Marcus King’s Top Five Life-Changing Riffs
The singer, songwriter and guitarist reveals the music that inspired his southern fusion
Growing up in South Carolina, Marcus King found the guitar early in childhood and dug in deep.
Sitting in at gigs with his father, blues guitarist Marvin King, taking jazz lessons from session player Steve Watson and absorbing music from hometown heroes the Marshall Tucker Band prepared him to release his debut album while still a teenager, thanks to another mentor, namely Warren Haynes.
King’s top five riffs reflect his blend of southern soul, blues, rock and jazz.
1. “Don’t Want You No More” by the Allman Brothers Band
“This record was in my dad’s collection, and I would listen to it constantly. I would slow it down and try to get all the parts and subtleties that Dickey Betts and Duane Allman were doing.
“That was the first time I was introduced to tri-tones. Later on, when I started studying jazz with my instructor Steve Watson, I learned more about tri-tones, but that was my first experience with them, and it blew my mind as a young kid.
“That track is still one of my favorites, just the tone and the stylistic choices they made with their playing.”
2. “Oh, Pretty Woman” by Roy Orbison
“I think this is one of the greatest rock and roll riffs of the 20th century. It changed rock and roll forever, and it opened my eyes to see that there could be riffs in popular music.
“I had the pleasure of working with Billy Sanford, who played the part on the session. He’s a sweetheart of a guy, and he’s still at it. I worked with him in Nashville.”
3. “Gimme Three Steps” by Lynyrd Skynyrd
“There were a few guitar players that really got the message across to me and every other young guitar player in the South, guys like Duane and Dickey and Toy Caldwell (Marshall Tucker Band).
“Lynyrd Skynyrd had three of them – four if you count Steve Gaines: Ed King, Gary Rossington and Allen Collins.
“This is the first tune I remember sitting down and learning by myself. My folks had gone off to work, and the guitar was my babysitter a lot of the time.”
4. “Donna Lee” by Charlie Parker
“I went to the Fine Arts Center in Greenville, South Carolina, and that’s where I was given an outlet to study something I dug and wanted to learn more about. That’s when I started studying jazz theory and jazz performance, and I started reading music.
“Studying with [Director of Jazz Studies] Steve Watson over there was a real kick.
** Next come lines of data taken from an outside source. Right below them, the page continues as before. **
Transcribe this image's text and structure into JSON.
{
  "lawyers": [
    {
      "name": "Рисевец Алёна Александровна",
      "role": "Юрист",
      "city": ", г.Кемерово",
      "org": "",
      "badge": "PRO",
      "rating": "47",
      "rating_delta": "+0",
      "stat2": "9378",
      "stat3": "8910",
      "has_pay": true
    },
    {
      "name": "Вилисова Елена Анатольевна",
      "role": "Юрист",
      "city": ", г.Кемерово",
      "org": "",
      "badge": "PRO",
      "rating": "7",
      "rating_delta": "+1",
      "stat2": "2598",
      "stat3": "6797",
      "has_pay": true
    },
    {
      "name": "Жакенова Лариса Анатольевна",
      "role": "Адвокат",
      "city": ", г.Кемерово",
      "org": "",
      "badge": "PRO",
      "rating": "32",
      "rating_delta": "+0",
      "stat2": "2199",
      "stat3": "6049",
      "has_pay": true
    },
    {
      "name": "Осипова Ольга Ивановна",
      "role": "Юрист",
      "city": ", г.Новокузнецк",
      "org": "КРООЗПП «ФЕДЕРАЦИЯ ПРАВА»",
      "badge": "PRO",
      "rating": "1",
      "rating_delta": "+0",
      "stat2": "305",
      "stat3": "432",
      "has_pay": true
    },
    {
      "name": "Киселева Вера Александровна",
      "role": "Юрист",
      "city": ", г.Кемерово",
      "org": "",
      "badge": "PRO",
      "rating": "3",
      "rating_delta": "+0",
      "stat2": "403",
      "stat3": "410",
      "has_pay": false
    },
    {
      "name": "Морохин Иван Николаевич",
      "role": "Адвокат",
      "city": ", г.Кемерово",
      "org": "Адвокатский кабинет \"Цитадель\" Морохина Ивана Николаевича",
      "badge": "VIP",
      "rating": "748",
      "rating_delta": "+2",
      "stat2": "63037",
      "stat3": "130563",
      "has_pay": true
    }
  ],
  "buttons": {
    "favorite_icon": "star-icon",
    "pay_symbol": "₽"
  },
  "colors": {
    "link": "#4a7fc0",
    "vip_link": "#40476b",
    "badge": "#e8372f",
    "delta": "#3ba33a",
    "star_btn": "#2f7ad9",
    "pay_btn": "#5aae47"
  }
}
This tune was my final exam at the end of my first semester there. I have underestimated it for years since I left that school.”
5. “Eat That Question” by Frank Zappa and the Mothers of Invention
“I started getting into Frank Zappa around the time I met my drummer, Jack Ryan, but I never really dug into the earlier instrumental stuff, so The Grand Wazoo was a record that really drew me in.
“That was a time when we were exchanging a lot of records, living in Greenville, South Carolina, together and listening to music constantly, and this was one record we just about wore out to the nub.
“This particular riff is a tune that we still play today every now and then.”
Order Marcus King's Young Blood here.
Get The Pick Newsletter
All the latest guitar news, interviews, lessons, reviews, deals and more, direct to your inbox!
Jim Beaugez has written about music for Rolling Stone, Smithsonian, Guitar World, Guitar Player and many other publications. He created My Life in Five Riffs, a multimedia documentary series for Guitar Player that traces contemporary artists back to their sources of inspiration, and previously spent a decade in the musical instruments industry.
“’Sunday Bloody Sunday’ Was an Absolutely Pivotal Song for Us”: Three Albums Into Their Career, U2 Found Their Triumphant Sound and Activist Voice on ‘War’
“There Were No Rules With This Project”: The Edge Reveals the Secrets Behind U2’s New Album, 'Songs of Surrender' – a Whopping Collection of “Reimagined” Songs From Their Back Catalog
By Mark McStea
By Art Thompson